President Donald Trump hailed SpaceX’s epic first crew launch on May 30 as the dawn of a new era in spaceflight.
SpaceX’s Demo-2 test mission, which is carrying NASA astronauts Bob Behnken and Doug Hurley to the International Space Station (ISS) aboard a Crew Dragon capsule, lifted off atop a Falcon 9 rocket at 3:22 p.m. EDT (1922 GMT) from Kennedy Space Center (KSC) in Florida.
Demo-2 is the first orbital crewed mission to launch from the United States since the space shuttle retired in 2011. Today’s liftoff also marked the first time astronauts had flown aboard a new American spaceship since the space shuttle’s orbital debut back in 1981, a milestone that Trump noted.
“What Col. Douglas Hurley and Col. Robert Behnken did this afternoon was pure American genius and courage,” the president said during a post-launch speech at KSC today. “They joined the ranks of just seven prior American astronauts who have made the perilous maiden voyage to test a new class of spacecraft.”
Behnken and Hurley are scheduled to arrive at the orbiting lab tomorrow morning (May 31) and stay at the ISS for one to four months. (The duration of Demo-2 has yet to be determined.) If all goes well with their mission, Crew Dragon and the Falcon 9 will be fully validated to fly operational crewed missions for NASA.

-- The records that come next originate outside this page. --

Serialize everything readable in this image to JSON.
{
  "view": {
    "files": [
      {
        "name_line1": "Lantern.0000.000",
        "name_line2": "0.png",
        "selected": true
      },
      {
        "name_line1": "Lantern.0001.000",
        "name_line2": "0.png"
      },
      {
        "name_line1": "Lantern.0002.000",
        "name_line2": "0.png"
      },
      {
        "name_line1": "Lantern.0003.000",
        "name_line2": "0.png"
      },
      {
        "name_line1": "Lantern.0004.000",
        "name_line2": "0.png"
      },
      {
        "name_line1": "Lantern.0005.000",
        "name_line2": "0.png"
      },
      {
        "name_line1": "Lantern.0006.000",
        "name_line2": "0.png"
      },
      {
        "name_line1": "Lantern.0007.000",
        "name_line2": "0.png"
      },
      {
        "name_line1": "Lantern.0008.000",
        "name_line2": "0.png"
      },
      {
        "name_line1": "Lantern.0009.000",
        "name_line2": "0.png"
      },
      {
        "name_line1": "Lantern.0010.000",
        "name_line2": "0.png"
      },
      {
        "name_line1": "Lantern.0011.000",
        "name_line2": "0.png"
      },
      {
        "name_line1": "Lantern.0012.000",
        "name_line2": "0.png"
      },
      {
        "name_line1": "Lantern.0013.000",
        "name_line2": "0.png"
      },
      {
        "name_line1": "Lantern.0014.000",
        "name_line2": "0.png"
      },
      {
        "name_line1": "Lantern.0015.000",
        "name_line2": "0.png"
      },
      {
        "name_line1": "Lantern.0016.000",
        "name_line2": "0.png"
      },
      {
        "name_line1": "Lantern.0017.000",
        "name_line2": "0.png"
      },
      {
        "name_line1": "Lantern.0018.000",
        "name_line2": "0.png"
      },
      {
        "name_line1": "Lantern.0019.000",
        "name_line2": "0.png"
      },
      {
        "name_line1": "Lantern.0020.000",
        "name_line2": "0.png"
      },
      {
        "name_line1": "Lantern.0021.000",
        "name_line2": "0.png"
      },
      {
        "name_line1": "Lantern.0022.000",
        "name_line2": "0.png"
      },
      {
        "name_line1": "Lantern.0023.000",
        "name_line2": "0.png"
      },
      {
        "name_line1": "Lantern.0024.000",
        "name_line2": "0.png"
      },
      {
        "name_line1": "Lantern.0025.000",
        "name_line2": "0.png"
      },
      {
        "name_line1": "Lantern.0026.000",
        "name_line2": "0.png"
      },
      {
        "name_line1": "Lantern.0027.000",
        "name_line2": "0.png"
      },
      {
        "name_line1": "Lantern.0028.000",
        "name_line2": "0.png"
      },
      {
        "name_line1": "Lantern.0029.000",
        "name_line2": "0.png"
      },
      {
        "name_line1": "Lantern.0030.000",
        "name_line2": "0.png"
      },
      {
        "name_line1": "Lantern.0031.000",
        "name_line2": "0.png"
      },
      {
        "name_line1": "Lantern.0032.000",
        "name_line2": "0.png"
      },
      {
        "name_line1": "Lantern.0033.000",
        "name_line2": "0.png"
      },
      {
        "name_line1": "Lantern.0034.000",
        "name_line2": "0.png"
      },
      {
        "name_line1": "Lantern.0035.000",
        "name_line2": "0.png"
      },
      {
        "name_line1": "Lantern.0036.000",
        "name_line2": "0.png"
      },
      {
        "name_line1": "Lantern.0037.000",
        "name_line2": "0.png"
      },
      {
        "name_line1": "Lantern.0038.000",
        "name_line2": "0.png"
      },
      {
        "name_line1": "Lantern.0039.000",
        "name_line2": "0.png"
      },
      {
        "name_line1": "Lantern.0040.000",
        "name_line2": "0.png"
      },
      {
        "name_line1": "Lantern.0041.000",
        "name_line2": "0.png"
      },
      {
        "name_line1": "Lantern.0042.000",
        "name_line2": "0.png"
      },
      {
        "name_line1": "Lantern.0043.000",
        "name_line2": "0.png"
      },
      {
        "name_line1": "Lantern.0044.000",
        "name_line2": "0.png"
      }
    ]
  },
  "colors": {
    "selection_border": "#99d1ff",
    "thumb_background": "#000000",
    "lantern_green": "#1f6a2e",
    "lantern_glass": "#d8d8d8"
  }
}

SpaceX holds a $2.6 billion deal with the space agency to conduct six such flights, the first of which is tentatively scheduled for late August. So, today marked a big step toward an exciting future, Trump said.
“Today, the groundbreaking partnership between NASA and SpaceX has given our nation the gift of an unmatched power — a state-of-the-art spaceship to put our astronauts into orbit at a fraction of the cost of the space shuttle. And it’s much better,” Trump said.